The Great Locomotive Chase in Georgia

Apr 11, 2015 — Calvin E. Johnson Jr.

The Sesquicentennial of the War Between the States concludes this year but Confederate Heritage events will continue in Dixie for many years to come.

Old Times are not forgotten in the South

Apr 1, 2015 — Calvin E. Johnson Jr.

Some folks call the Confederate flag and United States flag racist. Sir Winston Churchill said it best when he said:

“The flags of the Confederate States of America were very important and a matter of great pride to those citizens living in the Confederacy. They are also a matter of great pride for their descendants as part of their heritage and history.’

 

Remembering Robert E. Lee: American Patriot and Southern Hero

Jan 17, 2015 — Calvin E. Johnson Jr.

Sir Winston Churchill called General Robert E. Lee, “one of the noblest Americans who ever lived.”
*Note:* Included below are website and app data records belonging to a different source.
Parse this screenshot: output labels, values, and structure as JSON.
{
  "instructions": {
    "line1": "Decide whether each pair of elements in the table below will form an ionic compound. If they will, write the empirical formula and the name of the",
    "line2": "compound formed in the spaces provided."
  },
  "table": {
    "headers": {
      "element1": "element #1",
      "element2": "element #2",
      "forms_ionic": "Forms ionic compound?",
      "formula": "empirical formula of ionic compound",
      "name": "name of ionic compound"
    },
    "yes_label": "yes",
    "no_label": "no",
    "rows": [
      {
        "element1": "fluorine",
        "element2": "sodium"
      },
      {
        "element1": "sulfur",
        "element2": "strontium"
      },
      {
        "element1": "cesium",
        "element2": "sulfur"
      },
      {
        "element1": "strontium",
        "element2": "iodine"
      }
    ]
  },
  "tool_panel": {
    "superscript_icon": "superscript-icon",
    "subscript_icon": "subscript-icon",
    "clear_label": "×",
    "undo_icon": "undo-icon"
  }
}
Please let me call to your attention that Monday, January 19, 2015, is the 208th birthday of Robert E. Lee, whose memory is still dear in the hearts of many Southerners. Why is this man so honored in the South and respected in the North? Lee was even respected by the soldiers of Union blue who fought against him during the War Between the States.

Sixty-Eighth Anniversary of Disney’s ‘Song of the South’

Nov 12, 2014 — Calvin E. Johnson Jr.

Is censorship of Hollywood motion pictures a thing of the past, or…

Is it still alive and well in the movie industry today against movies that are not politically correct? There are many who find some ‘R’ rated Hollywood movies of today equally offensive but I don’t think Hollywood is listening.

The Cyclorama, Battle of Atlanta and Gone with the Wind

Aug 25, 2014 — Calvin E. Johnson Jr.

This summer marks the 150th Anniversary of the Battle of Atlanta.

Please share with parents, teachers, students, historians and all who cherish the Heritage of America’s past that includes those days when women kept the home fires burning while the men of Yankee Blue and Confederate Gray met with cold-hard steel on a battlefield of honor.

Mildred Lewis Rutherford: Southern Educator and Historian

Jul 16, 2014 — Calvin E. Johnson Jr.

Did you know?

The first woman to be recorded in the Congressional Record “Mildred Lewis Rutherford” was 10 years young at the outbreak of the American War Between the States in 1861. Fifty-five years later she said in a 1916 speech: